> **Work required**: What you give back must match the data below character for character.

> **Records**:
---*---

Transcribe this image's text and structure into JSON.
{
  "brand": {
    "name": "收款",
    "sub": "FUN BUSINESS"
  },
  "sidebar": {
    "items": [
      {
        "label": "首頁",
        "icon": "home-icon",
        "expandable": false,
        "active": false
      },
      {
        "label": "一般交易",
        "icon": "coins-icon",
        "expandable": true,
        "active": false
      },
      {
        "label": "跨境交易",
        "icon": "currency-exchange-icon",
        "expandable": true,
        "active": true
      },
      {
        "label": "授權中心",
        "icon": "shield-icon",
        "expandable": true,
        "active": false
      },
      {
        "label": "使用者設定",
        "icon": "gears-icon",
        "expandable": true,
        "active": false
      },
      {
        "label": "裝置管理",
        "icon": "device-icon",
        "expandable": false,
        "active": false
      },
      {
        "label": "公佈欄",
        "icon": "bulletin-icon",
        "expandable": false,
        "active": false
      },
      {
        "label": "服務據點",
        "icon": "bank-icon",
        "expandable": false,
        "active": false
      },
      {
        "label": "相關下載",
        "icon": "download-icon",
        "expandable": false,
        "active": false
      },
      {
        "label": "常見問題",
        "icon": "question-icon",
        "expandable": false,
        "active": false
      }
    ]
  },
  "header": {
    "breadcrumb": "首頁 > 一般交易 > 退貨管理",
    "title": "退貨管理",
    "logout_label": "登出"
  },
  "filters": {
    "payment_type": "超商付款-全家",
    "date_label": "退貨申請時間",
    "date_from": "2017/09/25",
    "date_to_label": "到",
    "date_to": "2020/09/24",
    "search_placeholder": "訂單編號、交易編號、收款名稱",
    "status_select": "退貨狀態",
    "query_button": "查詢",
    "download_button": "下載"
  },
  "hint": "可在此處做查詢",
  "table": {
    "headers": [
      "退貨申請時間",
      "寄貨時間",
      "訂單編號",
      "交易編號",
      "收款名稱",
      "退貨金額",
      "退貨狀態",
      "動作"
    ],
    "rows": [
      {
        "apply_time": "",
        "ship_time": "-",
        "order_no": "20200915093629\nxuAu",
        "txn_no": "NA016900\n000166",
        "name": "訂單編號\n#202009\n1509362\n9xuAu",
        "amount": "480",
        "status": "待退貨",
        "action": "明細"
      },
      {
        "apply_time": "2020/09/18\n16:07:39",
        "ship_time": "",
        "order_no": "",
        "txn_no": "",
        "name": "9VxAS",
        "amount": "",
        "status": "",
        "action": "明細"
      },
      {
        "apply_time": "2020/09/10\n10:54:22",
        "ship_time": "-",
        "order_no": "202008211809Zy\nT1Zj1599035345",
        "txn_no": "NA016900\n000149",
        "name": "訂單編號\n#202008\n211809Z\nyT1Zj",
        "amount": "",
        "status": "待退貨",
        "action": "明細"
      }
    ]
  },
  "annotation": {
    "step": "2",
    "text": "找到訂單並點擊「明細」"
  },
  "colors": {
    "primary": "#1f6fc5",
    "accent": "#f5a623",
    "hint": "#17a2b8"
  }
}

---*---

> **Exercise solution**:
Transcribe this image's text and structure into JSON.
{
  "brand": {
    "name": "收款",
    "sub": "FUN BUSINESS"
  },
  "sidebar": {
    "items": [
      {
        "label": "首頁",
        "icon": "home-icon",
        "expandable": false,
        "active": false
      },
      {
        "label": "一般交易",
        "icon": "coins-icon",
        "expandable": true,
        "active": false
      },
      {
        "label": "跨境交易",
        "icon": "currency-exchange-icon",
        "expandable": true,
        "active": true
      },
      {
        "label": "授權中心",
        "icon": "shield-icon",
        "expandable": true,
        "active": false
      },
      {
        "label": "使用者設定",
        "icon": "gears-icon",
        "expandable": true,
        "active": false
      },
      {
        "label": "裝置管理",
        "icon": "device-icon",
        "expandable": false,
        "active": false
      },
      {
        "label": "公佈欄",
        "icon": "bulletin-icon",
        "expandable": false,
        "active": false
      },
      {
        "label": "服務據點",
        "icon": "bank-icon",
        "expandable": false,
        "active": false
      },
      {
        "label": "相關下載",
        "icon": "download-icon",
        "expandable": false,
        "active": false
      },
      {
        "label": "常見問題",
        "icon": "question-icon",
        "expandable": false,
        "active": false
      }
    ]
  },
  "header": {
    "breadcrumb": "首頁 > 一般交易 > 退貨管理",
    "title": "退貨管理",
    "logout_label": "登出"
  },
  "filters": {
    "payment_type": "超商付款-全家",
    "date_label": "退貨申請時間",
    "date_from": "2017/09/25",
    "date_to_label": "到",
    "date_to": "2020/09/24",
    "search_placeholder": "訂單編號、交易編號、收款名稱",
    "status_select": "退貨狀態",
    "query_button": "查詢",
    "download_button": "下載"
  },
  "hint": "可在此處做查詢",
  "table": {
    "headers": [
      "退貨申請時間",
      "寄貨時間",
      "訂單編號",
      "交易編號",
      "收款名稱",
      "退貨金額",
      "退貨狀態",
      "動作"
    ],
    "rows": [
      {
        "apply_time": "",
        "ship_time": "-",
        "order_no": "20200915093629\nxuAu",
        "txn_no": "NA016900\n000166",
        "name": "訂單編號\n#202009\n1509362\n9xuAu",
        "amount": "480",
        "status": "待退貨",
        "action": "明細"
      },
      {
        "apply_time": "2020/09/18\n16:07:39",
        "ship_time": "",
        "order_no": "",
        "txn_no": "",
        "name": "9VxAS",
        "amount": "",
        "status": "",
        "action": "明細"
      },
      {
        "apply_time": "2020/09/10\n10:54:22",
        "ship_time": "-",
        "order_no": "202008211809Zy\nT1Zj1599035345",
        "txn_no": "NA016900\n000149",
        "name": "訂單編號\n#202008\n211809Z\nyT1Zj",
        "amount": "",
        "status": "待退貨",
        "action": "明細"
      }
    ]
  },
  "annotation": {
    "step": "2",
    "text": "找到訂單並點擊「明細」"
  },
  "colors": {
    "primary": "#1f6fc5",
    "accent": "#f5a623",
    "hint": "#17a2b8"
  }
}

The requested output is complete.